Tag Archives: AI
Mar 4, 2017Posted by on
This week on Facebook: I have been led to Robotics and Artificial Intelligence [AI], something that I briefly touched on in 2012 when I posted Is it bird? Is it a plane? No it’s a bid! Robotics and AI are more than an adjunct to last month’s Facebook posts about global growth in which Malthus and Bartlett figured predominantly. I posited that they were considered a Cassandra, predicting disasters that never materialised and we seem to live in a world where being labelled a Cassandra is now rather passé. Perhaps its because predictions of a bleak future for the human race abound but are ignored in the political drive for economic growth that has become the overriding factor subsuming all other considerations. This urge for economic growth may well be a driving force in the ever increasing use of robotics and AI, something that radically alters the theories propounded by Malthus and Bartlett. Read more of this post
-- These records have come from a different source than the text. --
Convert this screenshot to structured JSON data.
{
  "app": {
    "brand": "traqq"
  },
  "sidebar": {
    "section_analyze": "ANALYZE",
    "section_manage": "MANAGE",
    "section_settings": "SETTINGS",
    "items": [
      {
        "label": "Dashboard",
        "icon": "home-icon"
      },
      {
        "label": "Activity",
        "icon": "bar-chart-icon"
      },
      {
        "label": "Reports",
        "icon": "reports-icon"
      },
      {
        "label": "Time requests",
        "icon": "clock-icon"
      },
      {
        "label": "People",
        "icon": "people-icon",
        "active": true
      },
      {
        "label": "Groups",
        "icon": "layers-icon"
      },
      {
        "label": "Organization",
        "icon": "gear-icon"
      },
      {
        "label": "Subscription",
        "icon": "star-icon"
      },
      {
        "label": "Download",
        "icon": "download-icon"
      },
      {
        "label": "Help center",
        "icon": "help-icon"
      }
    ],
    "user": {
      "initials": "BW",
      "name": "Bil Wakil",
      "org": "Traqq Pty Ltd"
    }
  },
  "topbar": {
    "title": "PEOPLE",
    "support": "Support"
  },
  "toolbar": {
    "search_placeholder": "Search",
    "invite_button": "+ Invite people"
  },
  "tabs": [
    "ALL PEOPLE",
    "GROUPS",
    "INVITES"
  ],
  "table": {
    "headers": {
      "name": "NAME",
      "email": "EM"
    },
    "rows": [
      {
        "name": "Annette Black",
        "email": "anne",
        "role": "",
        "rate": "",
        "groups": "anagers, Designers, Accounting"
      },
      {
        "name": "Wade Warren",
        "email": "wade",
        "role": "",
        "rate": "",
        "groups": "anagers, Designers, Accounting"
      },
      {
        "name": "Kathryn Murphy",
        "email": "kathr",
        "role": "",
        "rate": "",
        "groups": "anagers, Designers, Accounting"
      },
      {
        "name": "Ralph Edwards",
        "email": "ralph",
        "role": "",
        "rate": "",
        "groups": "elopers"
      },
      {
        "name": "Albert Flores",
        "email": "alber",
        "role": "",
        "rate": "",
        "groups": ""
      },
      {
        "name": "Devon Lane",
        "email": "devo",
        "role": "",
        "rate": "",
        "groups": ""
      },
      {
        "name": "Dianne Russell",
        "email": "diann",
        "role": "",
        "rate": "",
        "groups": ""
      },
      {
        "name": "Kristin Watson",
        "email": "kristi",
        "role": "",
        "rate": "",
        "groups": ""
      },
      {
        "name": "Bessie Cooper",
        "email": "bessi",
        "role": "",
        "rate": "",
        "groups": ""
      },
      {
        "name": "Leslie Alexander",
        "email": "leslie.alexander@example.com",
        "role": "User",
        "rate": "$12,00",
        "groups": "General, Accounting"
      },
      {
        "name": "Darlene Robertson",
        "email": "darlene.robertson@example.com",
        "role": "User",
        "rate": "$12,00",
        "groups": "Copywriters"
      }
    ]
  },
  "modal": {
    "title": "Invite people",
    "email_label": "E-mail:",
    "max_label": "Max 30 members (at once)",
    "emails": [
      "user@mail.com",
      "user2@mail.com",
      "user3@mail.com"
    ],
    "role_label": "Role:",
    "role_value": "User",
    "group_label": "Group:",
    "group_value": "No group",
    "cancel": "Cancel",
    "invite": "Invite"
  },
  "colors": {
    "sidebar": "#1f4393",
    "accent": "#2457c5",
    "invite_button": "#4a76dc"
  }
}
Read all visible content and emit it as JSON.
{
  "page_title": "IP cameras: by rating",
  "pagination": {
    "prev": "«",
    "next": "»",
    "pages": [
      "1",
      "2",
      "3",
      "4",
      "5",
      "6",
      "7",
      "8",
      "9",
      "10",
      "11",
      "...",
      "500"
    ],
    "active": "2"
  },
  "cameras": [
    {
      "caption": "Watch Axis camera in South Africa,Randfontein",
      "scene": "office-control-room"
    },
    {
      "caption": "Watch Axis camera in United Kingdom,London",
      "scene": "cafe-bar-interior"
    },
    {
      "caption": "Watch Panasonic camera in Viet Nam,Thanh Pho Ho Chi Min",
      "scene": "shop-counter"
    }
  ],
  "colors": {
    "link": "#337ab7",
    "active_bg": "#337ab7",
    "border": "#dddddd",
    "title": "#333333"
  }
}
Jun 13, 2011Posted by on
When Government Jumps the Shark is the title Walter Russell Mead gave to his article in The American Interest. Mead goes on to say that in its day the progressive ideal was a revolutionary and even a noble one. A bureaucratic and professional elite would mediate social conflict between rich and poor, improving the lives of the poor while engineering the best possible administrative solutions to pressing social problems. Progressivism held out the hope that capitalism, democracy and history itself could all be tamed by competent professional management.
Victorian capitalism had been brutal, disruptive, competitive. Society became more unequal even as living standards gradually rose. Democracy was irresistible, but the masses were uneducated. The modern progressive era was born at times of great violence and upheaval. World War One, the Russian Revolution, the Great Depression, the rise of fascism, World War Two, the invention of nuclear weapons and the start of the Cold War: it was against this background that progressives sought to turn modern life into something safe and tame. Four generations of progressive intellectuals tried to make life a little less brutal and unpredictable, and we overlook the successes they had. Read more of this post